At the turn of the 20th century Białystok, an industrial city with a population of 80,000 in the Polish part of the Russian empire, was the scene of one of the earliest examples of a mass working class movement inspired by anarchist principles. The ideological impetus for the revolutionary movement in Białystok in 1903–1906 was supplied by Chernoye Znamya [Black Banner], an organization which drew on classical anarchist doctrines but also developed its own approach to building a revolutionary working class movement.
Guerin's classic anthology of anarchism translated and reprinted, available for the first time in a single volume. It brings together a vast array of unpublished documents, letters, debates, manifestos reports, impassioned calls-to-arms and reasoned analysis; the history, organisation and practice of the movement - its theorists, advocates and activists; the great names and the obscure, towering legends and unsung heroes.
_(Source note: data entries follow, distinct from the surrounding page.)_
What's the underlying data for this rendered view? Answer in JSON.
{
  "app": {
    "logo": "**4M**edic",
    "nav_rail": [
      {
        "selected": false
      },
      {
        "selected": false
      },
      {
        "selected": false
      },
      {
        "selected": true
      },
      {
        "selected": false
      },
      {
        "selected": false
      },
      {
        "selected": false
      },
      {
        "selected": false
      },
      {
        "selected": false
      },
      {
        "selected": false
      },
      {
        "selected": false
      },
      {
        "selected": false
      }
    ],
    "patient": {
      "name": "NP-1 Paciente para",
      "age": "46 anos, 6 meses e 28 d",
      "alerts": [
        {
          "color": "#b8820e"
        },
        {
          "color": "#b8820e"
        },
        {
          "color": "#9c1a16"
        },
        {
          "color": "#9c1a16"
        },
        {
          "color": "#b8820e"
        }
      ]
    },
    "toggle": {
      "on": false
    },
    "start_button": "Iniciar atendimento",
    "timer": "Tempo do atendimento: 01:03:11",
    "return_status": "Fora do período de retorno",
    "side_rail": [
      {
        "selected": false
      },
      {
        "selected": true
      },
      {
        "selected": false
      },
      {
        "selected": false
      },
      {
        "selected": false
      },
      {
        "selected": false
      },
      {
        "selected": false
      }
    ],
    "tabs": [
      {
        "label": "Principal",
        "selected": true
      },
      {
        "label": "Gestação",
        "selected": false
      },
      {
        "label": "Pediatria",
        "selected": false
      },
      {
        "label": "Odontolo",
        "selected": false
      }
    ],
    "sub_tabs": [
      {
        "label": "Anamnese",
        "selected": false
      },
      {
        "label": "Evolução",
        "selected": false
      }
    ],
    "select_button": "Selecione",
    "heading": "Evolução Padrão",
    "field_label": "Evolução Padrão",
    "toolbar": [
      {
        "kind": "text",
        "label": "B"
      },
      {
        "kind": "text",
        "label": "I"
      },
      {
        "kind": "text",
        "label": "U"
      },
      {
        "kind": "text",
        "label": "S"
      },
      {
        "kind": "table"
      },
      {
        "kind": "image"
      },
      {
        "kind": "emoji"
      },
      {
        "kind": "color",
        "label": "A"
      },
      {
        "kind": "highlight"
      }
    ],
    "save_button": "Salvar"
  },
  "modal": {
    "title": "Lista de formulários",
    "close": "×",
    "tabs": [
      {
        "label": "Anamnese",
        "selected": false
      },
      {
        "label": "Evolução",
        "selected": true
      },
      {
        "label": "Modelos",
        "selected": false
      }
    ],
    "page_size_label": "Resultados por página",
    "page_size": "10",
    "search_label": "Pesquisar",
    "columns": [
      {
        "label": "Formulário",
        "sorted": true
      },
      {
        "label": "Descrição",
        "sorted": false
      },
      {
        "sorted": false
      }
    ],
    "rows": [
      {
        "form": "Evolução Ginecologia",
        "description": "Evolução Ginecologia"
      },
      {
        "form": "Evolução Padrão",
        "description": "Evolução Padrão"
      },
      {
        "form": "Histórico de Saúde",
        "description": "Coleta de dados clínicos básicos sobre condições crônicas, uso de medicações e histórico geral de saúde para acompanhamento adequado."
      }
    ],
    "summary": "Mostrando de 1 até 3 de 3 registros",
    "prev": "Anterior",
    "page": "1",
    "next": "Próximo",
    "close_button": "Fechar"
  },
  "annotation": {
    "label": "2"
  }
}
This definitive collection portrays anarchism as a sophisticated ideology whose nuances and complexities highlight the natural desire for freedom in us all.
‘‘A laughter that will bury you all’’: Irony as protest and language as struggle in the Italian 1977 movement
The poll tax was not an act of pure madness but was an attempt to deal with the intractable problems of the public goods crisis that afflicted the developed world. The response by the labour movement is examined in the light of the ideas developed about the state. The internal politics of the anti-poll tax movement and the changes provoked by the poll tax and its failure are then discussed.
Published in the Anarchist Federation's twice-yearly magazine Organise! issue 77, Winter 2011, as part of the 25th anniversary issue, this article reflects on the last 5-6 years of the AF's development. It refers to involvement in events and social movements of the same period and the organisational changes resulting from the growth of the AF and development of relationships with other organisations (and non-organisations).
A summary of yesterday’s events would be useless, as I’m pretty sure by now you’ve all read the big headlines about riots and clashes with the police at the “Occupy Rome” demonstration. If you haven’t, a good starting point is this video (in Italian). For some info in English, check Al Jazeera’s reports. (Neither reports are completely unbiased, don’t ask too much…).
A short summary of the NO TAV (No to the High Speed Train) movement, which is based in the Susa Valley in Piedmont and which opposes the creation of the new high speed railway line between Turin and Lyon in France. This line is part of a EU project which plans to connect Lyon to Budapest and then onto Ukraine.